HOW TO COMPLETE THIS TASK:
Below, find the line containing "Enumerate this screenshot's" and the line containing "What's the underlying"; reproduce exactly those two and every line between them, omitting pictures.

Excerpts from an interface dataset
::::::
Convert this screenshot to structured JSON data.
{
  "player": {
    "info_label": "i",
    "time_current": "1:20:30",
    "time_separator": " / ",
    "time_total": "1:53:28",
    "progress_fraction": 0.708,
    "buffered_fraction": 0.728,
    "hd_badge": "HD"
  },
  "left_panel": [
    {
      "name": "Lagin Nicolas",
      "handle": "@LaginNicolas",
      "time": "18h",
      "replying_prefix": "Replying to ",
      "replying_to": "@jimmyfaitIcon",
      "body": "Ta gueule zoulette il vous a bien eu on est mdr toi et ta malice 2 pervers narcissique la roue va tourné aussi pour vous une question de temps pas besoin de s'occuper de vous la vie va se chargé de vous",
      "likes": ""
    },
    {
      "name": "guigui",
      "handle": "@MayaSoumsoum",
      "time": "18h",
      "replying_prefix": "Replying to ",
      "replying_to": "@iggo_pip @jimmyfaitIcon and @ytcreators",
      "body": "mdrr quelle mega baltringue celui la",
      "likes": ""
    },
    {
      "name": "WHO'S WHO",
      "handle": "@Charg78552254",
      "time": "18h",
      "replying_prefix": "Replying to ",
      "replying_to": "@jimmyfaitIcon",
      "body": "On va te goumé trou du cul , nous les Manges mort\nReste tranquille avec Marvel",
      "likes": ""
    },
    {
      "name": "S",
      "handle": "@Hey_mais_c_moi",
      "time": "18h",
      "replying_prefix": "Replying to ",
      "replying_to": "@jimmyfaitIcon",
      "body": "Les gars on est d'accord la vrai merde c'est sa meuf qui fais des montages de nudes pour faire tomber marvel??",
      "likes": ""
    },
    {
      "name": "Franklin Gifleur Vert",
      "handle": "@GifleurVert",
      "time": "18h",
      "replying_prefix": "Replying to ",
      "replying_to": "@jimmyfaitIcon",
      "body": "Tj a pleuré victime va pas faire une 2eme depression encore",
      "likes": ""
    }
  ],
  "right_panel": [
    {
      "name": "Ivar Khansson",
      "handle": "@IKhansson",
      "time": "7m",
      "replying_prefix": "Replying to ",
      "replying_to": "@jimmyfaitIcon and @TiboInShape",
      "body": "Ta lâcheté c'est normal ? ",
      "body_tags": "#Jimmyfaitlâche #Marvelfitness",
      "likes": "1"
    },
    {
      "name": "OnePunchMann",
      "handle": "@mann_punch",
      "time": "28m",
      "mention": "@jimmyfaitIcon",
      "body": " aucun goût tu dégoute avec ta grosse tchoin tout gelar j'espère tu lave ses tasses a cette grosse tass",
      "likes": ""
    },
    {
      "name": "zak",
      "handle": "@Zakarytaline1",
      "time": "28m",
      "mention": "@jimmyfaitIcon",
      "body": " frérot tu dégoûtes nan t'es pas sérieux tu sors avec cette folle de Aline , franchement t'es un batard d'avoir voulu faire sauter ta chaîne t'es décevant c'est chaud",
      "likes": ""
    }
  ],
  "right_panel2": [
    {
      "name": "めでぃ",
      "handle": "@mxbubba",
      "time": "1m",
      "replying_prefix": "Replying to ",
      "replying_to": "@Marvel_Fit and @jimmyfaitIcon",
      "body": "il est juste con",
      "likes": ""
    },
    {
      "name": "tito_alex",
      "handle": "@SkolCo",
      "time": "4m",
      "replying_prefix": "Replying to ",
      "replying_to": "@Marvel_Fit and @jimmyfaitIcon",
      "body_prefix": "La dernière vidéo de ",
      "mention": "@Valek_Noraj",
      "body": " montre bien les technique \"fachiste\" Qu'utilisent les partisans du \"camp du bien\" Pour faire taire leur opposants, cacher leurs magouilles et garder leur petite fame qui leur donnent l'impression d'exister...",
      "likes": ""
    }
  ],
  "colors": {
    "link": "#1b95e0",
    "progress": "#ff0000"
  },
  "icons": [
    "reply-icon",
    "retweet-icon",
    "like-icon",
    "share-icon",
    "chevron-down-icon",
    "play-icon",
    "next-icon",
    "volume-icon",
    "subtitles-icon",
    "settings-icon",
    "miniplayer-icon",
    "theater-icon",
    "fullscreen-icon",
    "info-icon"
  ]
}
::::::
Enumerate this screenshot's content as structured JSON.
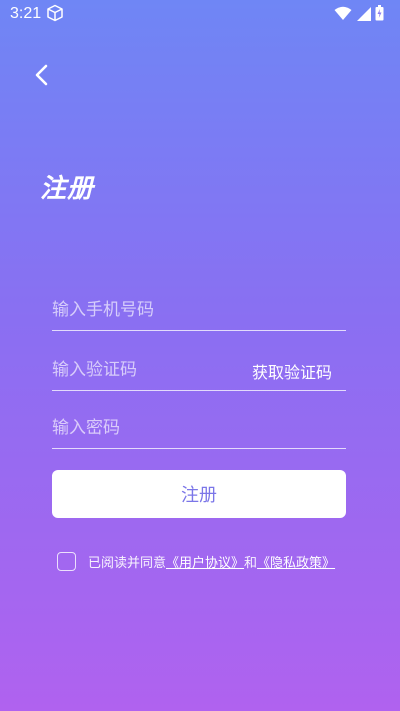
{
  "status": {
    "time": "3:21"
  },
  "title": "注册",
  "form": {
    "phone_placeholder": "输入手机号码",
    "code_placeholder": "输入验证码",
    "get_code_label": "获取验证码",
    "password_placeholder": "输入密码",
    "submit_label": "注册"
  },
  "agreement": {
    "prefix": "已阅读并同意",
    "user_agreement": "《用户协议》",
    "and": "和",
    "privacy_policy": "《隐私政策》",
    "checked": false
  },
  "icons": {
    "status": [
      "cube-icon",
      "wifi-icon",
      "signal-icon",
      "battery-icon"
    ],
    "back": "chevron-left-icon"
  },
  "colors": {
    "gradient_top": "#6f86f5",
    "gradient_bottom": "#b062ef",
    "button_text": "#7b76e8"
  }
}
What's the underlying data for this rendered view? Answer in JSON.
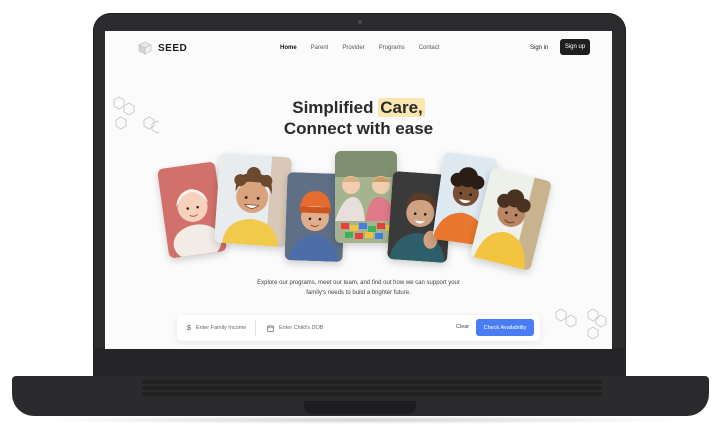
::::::
WRITTEN ANSWER:
Enumerate this screenshot's content as structured JSON.
{
  "status": {
    "time": "3:21"
  },
  "title": "注册",
  "form": {
    "phone_placeholder": "输入手机号码",
    "code_placeholder": "输入验证码",
    "get_code_label": "获取验证码",
    "password_placeholder": "输入密码",
    "submit_label": "注册"
  },
  "agreement": {
    "prefix": "已阅读并同意",
    "user_agreement": "《用户协议》",
    "and": "和",
    "privacy_policy": "《隐私政策》",
    "checked": false
  },
  "icons": {
    "status": [
      "cube-icon",
      "wifi-icon",
      "signal-icon",
      "battery-icon"
    ],
    "back": "chevron-left-icon"
  },
  "colors": {
    "gradient_top": "#6f86f5",
    "gradient_bottom": "#b062ef",
    "button_text": "#7b76e8"
  }
}
What's the underlying data for this rendered view? Answer in JSON.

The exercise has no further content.